* EXERCISE BRIEF:
Copy each line below that includes "JSON".

* DATASET EXTRACT:

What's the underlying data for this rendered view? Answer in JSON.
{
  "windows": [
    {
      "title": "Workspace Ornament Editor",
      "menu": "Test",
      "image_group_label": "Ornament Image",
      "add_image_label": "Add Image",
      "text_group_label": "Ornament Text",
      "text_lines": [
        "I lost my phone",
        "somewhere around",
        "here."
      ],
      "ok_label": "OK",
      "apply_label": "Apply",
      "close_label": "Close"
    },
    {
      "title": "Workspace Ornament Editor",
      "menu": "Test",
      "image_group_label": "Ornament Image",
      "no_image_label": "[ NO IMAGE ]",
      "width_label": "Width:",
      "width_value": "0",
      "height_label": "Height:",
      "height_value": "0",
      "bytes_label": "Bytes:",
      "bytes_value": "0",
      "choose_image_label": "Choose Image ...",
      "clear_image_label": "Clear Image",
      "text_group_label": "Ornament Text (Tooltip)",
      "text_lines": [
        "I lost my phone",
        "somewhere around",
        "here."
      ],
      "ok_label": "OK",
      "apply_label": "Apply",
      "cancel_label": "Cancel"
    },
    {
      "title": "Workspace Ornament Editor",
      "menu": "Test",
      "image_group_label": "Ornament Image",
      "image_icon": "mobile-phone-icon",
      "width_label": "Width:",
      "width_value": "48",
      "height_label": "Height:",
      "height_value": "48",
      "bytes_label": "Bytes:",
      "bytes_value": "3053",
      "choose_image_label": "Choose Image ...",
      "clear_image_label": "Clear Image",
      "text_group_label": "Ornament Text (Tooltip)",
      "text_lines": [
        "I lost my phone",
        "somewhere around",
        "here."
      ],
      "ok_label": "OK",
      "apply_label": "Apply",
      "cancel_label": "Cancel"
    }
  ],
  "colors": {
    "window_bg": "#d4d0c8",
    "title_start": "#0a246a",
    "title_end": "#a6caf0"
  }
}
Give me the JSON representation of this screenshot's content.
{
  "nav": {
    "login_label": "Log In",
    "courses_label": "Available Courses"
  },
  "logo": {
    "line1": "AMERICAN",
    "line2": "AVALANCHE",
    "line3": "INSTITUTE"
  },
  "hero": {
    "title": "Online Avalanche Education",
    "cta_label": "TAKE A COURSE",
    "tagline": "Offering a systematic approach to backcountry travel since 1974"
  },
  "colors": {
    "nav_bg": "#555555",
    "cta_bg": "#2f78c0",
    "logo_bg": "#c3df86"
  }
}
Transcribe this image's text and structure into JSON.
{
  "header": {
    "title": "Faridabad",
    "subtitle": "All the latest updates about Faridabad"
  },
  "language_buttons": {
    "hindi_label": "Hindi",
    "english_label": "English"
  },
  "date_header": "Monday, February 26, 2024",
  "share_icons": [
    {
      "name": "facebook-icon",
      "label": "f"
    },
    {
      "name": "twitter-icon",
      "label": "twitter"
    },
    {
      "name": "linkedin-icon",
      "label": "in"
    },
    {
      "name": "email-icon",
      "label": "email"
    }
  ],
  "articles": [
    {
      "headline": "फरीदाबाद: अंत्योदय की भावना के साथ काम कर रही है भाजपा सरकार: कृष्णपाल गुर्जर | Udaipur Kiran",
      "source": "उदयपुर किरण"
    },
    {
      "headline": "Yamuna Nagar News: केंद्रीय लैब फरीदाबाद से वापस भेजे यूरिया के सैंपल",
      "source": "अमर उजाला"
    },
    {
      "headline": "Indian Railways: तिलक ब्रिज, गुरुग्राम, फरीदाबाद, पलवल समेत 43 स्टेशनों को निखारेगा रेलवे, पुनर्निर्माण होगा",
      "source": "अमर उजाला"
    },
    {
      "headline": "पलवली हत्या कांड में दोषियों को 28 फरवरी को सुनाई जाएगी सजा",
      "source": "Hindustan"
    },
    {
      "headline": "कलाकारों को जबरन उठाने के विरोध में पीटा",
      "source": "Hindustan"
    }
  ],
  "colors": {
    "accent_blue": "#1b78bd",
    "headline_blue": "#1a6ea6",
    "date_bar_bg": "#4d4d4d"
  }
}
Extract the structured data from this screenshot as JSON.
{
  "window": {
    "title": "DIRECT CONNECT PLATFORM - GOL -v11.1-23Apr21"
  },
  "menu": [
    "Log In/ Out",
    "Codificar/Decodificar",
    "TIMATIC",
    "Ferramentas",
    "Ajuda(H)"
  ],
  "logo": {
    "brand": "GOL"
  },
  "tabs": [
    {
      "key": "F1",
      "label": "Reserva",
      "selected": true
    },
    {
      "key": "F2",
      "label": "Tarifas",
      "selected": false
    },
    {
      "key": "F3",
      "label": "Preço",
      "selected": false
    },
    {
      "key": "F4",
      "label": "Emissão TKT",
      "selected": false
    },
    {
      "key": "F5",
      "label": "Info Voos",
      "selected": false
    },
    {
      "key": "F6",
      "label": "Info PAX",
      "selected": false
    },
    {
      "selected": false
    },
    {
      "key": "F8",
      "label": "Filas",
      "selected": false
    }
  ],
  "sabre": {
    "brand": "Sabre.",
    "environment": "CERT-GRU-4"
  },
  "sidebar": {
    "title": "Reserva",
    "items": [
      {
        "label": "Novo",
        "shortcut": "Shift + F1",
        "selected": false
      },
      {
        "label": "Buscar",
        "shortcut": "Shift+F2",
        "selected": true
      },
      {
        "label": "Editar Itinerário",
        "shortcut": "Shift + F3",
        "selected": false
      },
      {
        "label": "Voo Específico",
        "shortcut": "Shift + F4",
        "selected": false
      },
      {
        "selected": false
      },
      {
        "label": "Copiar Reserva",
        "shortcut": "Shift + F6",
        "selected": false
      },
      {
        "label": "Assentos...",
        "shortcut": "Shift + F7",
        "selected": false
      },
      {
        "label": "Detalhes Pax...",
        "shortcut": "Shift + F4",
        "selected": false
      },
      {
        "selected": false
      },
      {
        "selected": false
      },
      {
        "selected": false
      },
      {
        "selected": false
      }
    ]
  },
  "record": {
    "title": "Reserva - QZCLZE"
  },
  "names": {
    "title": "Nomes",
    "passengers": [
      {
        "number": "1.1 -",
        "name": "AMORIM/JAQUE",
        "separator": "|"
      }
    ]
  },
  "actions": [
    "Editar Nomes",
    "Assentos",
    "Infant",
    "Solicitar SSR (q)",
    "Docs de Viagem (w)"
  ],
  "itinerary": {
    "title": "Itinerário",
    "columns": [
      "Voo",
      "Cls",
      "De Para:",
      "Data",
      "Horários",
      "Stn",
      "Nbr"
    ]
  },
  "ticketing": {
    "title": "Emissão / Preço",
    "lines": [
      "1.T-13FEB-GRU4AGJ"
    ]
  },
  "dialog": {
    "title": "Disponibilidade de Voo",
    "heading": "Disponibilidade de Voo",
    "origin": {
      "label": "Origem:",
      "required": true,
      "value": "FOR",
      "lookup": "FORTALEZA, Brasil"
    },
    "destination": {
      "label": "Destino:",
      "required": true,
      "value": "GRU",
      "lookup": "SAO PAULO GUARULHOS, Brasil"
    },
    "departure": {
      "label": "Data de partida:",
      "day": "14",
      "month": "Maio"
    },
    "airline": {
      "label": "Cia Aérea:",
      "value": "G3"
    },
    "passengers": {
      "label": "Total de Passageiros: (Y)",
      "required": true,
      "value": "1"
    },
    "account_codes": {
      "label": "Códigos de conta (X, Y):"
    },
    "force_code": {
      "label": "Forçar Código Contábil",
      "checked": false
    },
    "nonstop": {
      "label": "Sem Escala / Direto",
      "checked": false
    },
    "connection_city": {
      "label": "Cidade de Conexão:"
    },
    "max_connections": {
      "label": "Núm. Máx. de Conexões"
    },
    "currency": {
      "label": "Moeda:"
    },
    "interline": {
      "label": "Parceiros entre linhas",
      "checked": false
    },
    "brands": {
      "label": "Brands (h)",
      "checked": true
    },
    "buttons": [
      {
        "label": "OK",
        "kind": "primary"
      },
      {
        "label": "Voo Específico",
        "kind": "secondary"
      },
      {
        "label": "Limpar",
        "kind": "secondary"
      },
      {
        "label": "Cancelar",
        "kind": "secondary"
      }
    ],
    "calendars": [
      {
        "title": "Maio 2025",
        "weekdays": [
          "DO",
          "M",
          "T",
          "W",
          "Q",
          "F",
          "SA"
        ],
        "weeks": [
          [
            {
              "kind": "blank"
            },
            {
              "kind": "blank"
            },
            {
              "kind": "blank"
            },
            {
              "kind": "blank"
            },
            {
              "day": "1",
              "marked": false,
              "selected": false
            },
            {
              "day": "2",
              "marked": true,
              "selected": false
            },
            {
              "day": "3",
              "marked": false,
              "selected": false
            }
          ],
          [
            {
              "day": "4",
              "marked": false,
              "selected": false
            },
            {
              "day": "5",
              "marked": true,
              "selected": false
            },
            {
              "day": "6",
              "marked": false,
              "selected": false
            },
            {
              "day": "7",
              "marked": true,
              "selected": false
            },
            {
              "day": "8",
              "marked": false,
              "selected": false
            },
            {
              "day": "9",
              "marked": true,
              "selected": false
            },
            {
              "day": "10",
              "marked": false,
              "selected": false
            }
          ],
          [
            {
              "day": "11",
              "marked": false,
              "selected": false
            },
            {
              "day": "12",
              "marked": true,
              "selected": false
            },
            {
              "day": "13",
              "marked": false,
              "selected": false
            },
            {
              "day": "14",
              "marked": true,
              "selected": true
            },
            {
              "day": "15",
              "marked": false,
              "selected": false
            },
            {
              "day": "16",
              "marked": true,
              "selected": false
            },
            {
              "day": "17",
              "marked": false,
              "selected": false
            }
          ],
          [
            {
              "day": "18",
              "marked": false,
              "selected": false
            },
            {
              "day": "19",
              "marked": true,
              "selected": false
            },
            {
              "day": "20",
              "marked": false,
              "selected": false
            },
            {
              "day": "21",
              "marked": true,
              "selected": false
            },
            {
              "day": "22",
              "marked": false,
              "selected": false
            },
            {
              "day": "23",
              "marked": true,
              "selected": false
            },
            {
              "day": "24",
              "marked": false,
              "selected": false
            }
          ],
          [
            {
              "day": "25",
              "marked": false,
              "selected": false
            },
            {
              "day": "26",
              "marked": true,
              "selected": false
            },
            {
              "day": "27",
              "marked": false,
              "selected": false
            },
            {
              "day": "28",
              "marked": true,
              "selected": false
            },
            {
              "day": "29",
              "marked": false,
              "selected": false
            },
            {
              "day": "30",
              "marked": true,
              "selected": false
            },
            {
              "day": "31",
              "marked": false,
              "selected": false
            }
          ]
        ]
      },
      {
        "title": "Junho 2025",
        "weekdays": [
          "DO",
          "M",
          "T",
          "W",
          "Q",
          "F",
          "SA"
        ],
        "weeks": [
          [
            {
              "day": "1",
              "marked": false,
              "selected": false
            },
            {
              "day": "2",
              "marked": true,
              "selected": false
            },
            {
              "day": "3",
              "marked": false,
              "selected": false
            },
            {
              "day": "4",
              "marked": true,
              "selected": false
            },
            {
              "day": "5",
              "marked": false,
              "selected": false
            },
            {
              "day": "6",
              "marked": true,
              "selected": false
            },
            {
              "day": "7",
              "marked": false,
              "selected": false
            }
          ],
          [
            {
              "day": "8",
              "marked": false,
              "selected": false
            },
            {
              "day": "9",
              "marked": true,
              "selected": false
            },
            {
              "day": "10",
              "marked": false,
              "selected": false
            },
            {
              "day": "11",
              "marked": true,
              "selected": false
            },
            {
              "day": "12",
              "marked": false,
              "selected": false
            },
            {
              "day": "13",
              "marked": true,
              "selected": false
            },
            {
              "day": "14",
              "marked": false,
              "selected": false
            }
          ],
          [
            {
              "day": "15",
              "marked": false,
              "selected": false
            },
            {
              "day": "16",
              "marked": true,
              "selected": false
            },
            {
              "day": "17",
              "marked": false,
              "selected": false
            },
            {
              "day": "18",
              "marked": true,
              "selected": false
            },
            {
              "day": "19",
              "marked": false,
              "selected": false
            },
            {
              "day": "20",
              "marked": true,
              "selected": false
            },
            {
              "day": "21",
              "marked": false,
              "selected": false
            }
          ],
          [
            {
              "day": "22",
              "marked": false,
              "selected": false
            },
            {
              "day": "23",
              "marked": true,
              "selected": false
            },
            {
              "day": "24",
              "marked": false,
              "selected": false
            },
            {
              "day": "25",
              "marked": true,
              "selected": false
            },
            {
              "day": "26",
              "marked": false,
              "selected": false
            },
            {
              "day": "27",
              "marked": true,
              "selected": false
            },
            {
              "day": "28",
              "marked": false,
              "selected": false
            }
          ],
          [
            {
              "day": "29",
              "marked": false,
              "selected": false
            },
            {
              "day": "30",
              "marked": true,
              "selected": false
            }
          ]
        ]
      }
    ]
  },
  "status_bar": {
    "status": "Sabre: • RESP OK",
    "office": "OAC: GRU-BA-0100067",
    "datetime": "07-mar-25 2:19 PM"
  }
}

* ANSWER BOX:
What's the underlying data for this rendered view? Answer in JSON.
Give me the JSON representation of this screenshot's content.
Transcribe this image's text and structure into JSON.
Extract the structured data from this screenshot as JSON.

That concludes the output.